At a hardware level though, how does the processor know if the two digits are the same? Will the processor "AND" the two values in binary, and check them that way?
• 08-18-2002
Aran
if a & b == 0
is the same as
if a == b

i think for greater than you see if the high bits are on and for less than you see fi th elow bits are on... something like that.
• 08-18-2002
ygfperson
you sure it's a&b? if they're equal a&b is either a or b. wouldn't a ^ b fit better?
• 08-19-2002
MouseMat
Right, so to subtract the two values, would the binary numbers pass through a 32 bit adder/subtractor circuit?
• 08-19-2002
ygfperson
i think so. the CMP command is exactly like the SUB command, with this difference:
CMP: a-b
SUB: a -= b

almost all commands alter a set of flags in the intel architechture, one of them being the zero flag. so, effectively, the command (a-b) turns the zero flag on if a and b are equal.

you can do many shortcuts with the zero flag. when you look closely at the structure of C, you'll notice that much of its syntax was governed by its similarity to the equivalent assembly command.

a += b; AND ax, bx
if (a) ... OR ax,ax \ JZ else_branch \ ...
a++; INC ax
• 08-19-2002
Fordy
Quote:

Originally posted by MouseMat
Right, so to subtract the two values, would the binary numbers pass through a 32 bit adder/subtractor circuit?
Dont know how the CPU actually implements it, but the net result, is the product of the subtraction is discarded, and the CPU's flags are altered to reflect the result (IE...zero flag, sign flag etc)...your code then takes the state of these flags to branch the code how you want it....

<EDIT>ygf beat me to it!</edit>
• 08-19-2002
dirkduck
I've wondered how instructions like je and jne work. For cmp its simply subtracting and moving a value to a register, but then for instance "je" has to check the value in that register, and if its 0 it jumps or else it doesnt (or whatever the value is to jump...). How does the process handle that compare?
• 08-19-2002
dirkduck
bloody forgot to login..."process" should be "processer" ;).
• 08-19-2002
Fordy
Quote:

Originally posted by dirkduck
I've wondered how instructions like je and jne work.
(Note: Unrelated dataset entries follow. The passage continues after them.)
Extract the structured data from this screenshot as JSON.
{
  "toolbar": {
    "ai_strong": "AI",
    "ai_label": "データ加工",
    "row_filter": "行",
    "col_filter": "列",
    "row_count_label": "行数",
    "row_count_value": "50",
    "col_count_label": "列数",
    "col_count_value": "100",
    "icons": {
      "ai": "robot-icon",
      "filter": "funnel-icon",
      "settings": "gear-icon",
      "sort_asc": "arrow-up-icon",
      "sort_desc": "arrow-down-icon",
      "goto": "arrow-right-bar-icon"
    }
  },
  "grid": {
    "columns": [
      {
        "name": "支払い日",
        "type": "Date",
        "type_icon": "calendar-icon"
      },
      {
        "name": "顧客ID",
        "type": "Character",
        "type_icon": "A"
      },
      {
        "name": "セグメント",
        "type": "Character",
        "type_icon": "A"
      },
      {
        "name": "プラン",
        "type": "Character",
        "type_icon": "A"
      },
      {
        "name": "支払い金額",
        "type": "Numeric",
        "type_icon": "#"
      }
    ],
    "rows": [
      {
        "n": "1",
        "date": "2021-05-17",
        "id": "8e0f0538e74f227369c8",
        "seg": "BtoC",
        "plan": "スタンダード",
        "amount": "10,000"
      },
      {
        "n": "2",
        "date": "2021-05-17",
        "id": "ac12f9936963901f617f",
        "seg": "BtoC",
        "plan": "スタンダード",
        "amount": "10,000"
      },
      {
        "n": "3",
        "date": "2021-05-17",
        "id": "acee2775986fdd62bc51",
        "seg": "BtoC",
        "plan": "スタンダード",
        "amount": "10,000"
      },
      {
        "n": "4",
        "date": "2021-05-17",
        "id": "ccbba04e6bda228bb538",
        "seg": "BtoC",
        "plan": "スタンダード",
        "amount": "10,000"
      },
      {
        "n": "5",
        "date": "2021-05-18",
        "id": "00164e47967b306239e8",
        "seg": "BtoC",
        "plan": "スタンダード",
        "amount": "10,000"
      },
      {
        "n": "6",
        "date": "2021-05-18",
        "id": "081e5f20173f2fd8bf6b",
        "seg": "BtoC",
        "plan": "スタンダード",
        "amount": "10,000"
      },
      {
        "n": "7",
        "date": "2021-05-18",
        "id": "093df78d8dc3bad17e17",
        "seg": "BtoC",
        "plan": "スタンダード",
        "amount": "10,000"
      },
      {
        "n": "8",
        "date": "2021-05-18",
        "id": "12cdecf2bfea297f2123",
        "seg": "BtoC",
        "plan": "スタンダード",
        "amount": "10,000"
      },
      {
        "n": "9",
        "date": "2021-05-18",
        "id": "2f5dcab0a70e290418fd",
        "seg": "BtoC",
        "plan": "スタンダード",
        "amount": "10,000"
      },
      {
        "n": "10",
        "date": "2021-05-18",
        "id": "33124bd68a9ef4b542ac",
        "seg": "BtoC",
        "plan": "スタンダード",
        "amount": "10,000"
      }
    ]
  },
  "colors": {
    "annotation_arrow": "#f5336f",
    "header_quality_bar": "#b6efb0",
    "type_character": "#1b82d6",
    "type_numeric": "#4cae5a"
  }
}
For cmp its simply subtracting and moving a value to a register, but then for instance "je" has to check the value in that register, and if its 0 it jumps or else it doesnt (or whatever the value is to jump...). How does the process handle that compare?
As I said, the product of the subtraction is lost....but the flags are set...

So say you compare 2 same values, the subtraction sets the zero flag as (x - x = 0). Therefore jz (jump zero)works, but this is the same as je (jump equal) as they both mean the same thing
• 08-19-2002
dirkduck
Yeah, but how does jz/je read the flag to "decide" weather or not to jump?
• 08-19-2002
MouseMat
Thanks for your replies. I think it's easy to forget sometimes and not fully appreciate what is actually happening behind the scenes of a program at a hardware level. It's amazing to me how the processor works, and should not be taken for granted.
• 08-19-2002
Fordy
Quote:

Originally posted by dirkduck
Yeah, but how does jz/je read the flag to "decide" weather or not to jump?
The flags are held in a register.......each bit corresponds to a specific flag......these codes just read that register and find if a certain bit is set.......